Okay, I've been chatting on for long enough so let's get onto the recipe review!
When flicking through the recipe book itself it was hard to make a decision on which recipe to cook and review. I thought I was sold on the To-fish & chips (it looks incredible & I've never eaten it before) until I saw the words 'Eighth Day Co-operative Cafe' on page 112 and instantly I knew I had to choose the Satay-day night fever!
Sarah explains that this recipe was inspired by a curry she enjoyed during a visit to Eighth Day in Manchester. I've been so many times and I absolutely LOVE their food! If you've never been expect to find hearty and warming food like curries, stews and selection of cakes. Due to Sarah's admiration of one of my favourite little cafes, I knew I had to cook this first... plus satay is one of my favourite things because I love the creamy and nutty sauce over some rice. It always feels really comforting!
Now I love aubergine, but I usually roast it in the oven. I have eaten it in a curry once but I wasn't too keen because the aubergine was a bit soggy. But judging by this recipe, the trick is to cut it into small chunks as it sucks up all the flavour without being too soggy! I have to say that I have tried to make my own satay on a few occasions and failed miserably to get both the spices and consistency right. This recipe has definitely solved that for me because it's tasty, thick and creamy due to the amount of PB and coconut milk. I also liked that Sarah added green beans and peas to the recipe as this gave it different flavours, textures and bulked it out a bit so it felt like you were eating a good amount of food (which is always important to me!)
I did make some changes to the recipe though... I didn't add the galangal because I couldn't find it in two of my local supermarkets, so I doubled the ginger instead. I also absolutely adore garlic so I did add an extra clove and a little salt at the end. But overall I don't think it changed the original recipe that much. We served satay-day night fever with some fluffy basmati rice and some poppadums from Sainsbury's that added a nice crunch to the dish.
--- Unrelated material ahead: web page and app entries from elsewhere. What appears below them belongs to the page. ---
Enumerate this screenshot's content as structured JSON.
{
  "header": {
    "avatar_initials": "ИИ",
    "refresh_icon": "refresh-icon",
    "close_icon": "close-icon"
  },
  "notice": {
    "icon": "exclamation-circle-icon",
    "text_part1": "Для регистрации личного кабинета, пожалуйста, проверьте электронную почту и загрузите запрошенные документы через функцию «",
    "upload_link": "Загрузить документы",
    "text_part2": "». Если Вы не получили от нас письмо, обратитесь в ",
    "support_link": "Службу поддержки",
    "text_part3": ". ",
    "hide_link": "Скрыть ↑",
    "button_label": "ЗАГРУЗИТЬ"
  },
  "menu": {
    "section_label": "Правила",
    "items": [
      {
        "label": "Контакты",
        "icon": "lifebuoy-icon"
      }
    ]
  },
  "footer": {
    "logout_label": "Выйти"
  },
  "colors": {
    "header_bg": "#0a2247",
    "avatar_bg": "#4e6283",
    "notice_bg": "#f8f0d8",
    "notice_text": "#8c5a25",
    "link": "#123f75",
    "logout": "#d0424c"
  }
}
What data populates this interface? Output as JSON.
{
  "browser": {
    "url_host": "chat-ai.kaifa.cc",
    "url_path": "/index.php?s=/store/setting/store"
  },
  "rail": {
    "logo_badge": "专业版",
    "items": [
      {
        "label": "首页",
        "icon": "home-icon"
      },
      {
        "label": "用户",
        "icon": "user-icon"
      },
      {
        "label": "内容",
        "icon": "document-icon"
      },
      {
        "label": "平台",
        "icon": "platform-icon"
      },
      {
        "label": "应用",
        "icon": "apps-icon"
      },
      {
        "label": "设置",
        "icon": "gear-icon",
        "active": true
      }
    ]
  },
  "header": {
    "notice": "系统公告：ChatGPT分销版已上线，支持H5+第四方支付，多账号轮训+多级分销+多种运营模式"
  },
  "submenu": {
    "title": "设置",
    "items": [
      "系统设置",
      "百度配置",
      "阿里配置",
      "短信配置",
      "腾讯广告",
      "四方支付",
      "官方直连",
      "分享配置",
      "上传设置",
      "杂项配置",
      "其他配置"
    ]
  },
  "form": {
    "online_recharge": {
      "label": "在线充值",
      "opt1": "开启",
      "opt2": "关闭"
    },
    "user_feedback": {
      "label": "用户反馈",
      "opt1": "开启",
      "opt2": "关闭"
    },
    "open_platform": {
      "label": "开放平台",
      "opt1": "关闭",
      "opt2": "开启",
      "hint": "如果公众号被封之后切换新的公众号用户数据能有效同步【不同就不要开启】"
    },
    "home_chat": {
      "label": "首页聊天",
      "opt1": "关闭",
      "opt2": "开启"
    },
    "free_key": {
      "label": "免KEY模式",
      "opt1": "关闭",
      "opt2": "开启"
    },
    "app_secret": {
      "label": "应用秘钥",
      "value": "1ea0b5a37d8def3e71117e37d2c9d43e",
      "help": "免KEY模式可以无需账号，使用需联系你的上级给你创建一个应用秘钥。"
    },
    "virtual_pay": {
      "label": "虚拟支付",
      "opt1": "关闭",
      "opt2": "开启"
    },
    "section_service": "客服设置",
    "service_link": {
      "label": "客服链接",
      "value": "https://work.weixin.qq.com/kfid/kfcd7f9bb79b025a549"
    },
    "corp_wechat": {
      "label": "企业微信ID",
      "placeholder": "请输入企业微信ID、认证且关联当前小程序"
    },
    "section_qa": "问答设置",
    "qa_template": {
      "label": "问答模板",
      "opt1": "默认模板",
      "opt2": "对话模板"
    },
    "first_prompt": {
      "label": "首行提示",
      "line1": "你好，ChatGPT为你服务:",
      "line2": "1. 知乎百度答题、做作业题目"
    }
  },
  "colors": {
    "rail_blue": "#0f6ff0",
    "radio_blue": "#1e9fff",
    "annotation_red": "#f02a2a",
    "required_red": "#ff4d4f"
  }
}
If you're not a fan of aubergine then don't fear, I reckon you could swap it for tofu or those delicious soya 'chicken' pieces from Tesco and you'll still have a great meal.
Here's the recipe for you all to enjoy :)
Time: 30-35 minutes
- 1 large Onion (peeled & diced)
- 1 large Aubergine (cut into small chunks)
- 200g Green Beans (ends removed)
- 1 x 400ml can Coconut Milk
- 3 Tbsp smooth Peanut Butter
- 2 tsp Galangal
- 2 tsp fresh Ginger (peeled & finely chopped)
- 2-3 Tbsp (I used 3 because I LOVE cumin!)
- 1 tsp Mustard Seeds
- 1 Garlic clove (peeled and finely chopped)
- The juice of 1 Lime
- 1 Tbsp Coconut Oil
1. In a large pan, heat the oil over a medium heat.
2. Add the onion, garlic, mustard seeds, galangal and ginger and sweat for 5 minutes.
3. Add the aubergine, cumin coconut milk, peanut butter and lime juice and bring to the boil.
4. Add the green beans, reduce the heat & simmer for 10-15 minutes.
5. Add the frozen peas and cook for a further 5 minutes - or until the vegetables are tender.
6. Serve with rice and poppadums (we also had a nice cold glass of beer!)
You can find a copy of the recipe book over at the seren books website and if you'd like to find out more about the author, Sarah Philpott (veggingit), you'll find her on twitter, Instagram and on her blogging site.
I hope you enjoyed this post as I've never written a recipe book review (hell I'm not even a food critic), but I know what I like and I'll always give an honest review. As always, I'm keen to hear your comments so do let me know what you think :)
Lots of love as always,